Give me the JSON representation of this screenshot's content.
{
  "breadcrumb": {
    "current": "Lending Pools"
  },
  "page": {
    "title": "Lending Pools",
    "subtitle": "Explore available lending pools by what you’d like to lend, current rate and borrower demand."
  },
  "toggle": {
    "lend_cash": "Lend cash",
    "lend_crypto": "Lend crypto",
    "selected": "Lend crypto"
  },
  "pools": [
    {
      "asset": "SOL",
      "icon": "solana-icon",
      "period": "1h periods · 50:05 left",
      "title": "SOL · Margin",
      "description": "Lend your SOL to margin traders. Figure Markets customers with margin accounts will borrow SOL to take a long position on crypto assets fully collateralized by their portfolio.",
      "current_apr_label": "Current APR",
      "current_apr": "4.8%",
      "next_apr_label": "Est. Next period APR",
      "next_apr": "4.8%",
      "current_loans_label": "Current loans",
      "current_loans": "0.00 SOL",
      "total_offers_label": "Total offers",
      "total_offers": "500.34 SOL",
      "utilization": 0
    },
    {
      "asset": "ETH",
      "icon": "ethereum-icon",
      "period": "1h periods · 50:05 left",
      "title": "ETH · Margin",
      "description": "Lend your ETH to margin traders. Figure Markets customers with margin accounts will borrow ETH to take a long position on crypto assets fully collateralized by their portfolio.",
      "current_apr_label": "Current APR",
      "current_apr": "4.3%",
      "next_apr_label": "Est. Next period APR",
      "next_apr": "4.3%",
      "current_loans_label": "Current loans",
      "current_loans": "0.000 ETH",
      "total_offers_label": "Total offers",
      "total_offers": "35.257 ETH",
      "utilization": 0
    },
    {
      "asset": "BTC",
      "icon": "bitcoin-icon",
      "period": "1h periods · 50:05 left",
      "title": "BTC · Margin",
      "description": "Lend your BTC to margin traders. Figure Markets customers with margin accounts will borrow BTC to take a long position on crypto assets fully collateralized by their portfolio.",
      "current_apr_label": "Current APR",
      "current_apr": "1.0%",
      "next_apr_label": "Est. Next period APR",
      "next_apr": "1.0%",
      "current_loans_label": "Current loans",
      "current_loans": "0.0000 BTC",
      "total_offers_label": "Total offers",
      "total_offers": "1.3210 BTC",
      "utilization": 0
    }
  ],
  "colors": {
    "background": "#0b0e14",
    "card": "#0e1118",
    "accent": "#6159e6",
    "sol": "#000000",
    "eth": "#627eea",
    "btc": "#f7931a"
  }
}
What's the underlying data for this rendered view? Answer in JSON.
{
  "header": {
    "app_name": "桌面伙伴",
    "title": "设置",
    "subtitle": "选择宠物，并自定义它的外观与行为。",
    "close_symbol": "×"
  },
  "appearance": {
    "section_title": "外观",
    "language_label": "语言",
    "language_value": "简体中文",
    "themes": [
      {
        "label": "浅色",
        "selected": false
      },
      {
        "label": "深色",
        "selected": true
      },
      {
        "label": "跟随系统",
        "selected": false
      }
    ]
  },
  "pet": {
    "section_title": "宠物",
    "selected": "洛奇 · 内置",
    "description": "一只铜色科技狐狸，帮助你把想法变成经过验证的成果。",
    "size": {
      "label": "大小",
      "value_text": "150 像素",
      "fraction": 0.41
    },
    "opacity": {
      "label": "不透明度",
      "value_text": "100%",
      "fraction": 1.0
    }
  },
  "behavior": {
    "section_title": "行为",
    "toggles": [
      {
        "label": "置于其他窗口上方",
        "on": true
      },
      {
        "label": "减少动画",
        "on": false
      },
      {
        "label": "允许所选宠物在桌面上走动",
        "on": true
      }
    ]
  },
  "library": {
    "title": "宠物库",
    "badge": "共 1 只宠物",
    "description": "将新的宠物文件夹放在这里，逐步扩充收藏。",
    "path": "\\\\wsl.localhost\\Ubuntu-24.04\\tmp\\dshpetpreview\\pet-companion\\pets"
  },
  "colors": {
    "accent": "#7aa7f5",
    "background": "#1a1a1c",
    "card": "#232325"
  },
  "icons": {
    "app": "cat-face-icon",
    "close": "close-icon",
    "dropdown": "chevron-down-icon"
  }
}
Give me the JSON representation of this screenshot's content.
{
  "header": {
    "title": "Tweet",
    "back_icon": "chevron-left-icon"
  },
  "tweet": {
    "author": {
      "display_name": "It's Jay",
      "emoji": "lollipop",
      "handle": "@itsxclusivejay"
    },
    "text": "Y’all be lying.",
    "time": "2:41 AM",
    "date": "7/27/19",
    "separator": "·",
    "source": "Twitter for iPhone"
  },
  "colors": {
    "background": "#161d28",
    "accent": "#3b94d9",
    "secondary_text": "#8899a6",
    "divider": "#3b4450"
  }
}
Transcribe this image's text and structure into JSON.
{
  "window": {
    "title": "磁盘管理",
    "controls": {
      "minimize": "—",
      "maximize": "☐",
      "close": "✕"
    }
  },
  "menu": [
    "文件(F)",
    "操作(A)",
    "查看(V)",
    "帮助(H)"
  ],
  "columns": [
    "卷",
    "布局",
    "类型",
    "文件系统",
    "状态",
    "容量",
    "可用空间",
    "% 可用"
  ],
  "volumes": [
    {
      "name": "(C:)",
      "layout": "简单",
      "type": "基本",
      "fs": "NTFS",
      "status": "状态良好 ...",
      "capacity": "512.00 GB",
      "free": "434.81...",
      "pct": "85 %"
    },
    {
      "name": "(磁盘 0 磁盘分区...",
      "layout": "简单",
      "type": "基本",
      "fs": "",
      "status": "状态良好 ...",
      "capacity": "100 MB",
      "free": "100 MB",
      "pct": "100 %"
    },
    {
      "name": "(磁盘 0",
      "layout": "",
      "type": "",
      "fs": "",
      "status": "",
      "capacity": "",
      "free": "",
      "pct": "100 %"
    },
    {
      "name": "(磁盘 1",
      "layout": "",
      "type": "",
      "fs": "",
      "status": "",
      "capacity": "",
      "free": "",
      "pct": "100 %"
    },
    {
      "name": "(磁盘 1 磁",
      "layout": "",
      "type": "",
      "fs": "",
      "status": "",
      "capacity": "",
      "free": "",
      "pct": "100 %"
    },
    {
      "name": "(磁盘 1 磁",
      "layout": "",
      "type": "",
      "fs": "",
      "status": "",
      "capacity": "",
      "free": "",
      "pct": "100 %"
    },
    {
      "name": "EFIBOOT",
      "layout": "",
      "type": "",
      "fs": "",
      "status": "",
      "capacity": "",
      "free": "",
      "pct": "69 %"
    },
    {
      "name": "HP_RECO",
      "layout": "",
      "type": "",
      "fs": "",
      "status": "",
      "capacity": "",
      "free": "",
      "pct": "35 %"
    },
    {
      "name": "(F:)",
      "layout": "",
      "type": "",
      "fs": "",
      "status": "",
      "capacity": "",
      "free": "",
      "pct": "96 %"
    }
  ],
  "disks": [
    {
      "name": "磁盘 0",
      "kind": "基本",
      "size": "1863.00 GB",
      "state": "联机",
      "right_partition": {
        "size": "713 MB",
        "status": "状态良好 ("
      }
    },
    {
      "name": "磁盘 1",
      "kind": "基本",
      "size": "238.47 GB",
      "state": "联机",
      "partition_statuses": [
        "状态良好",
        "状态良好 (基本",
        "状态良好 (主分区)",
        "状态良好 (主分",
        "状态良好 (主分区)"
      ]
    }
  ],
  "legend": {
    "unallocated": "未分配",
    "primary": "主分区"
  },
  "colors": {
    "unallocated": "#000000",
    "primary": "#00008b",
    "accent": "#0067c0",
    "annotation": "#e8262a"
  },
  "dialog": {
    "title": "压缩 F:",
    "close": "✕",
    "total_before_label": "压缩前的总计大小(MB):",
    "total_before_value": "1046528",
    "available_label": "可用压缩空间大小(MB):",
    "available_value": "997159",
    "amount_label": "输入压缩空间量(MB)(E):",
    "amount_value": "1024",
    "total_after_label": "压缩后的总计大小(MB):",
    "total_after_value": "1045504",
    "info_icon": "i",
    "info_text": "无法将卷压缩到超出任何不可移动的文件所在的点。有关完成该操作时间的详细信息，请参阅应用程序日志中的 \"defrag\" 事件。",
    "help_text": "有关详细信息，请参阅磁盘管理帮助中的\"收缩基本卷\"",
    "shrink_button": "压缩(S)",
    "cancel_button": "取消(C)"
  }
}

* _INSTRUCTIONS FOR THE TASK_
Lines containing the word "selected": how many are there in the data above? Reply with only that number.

* _SOLUTION TO THIS TASK_
5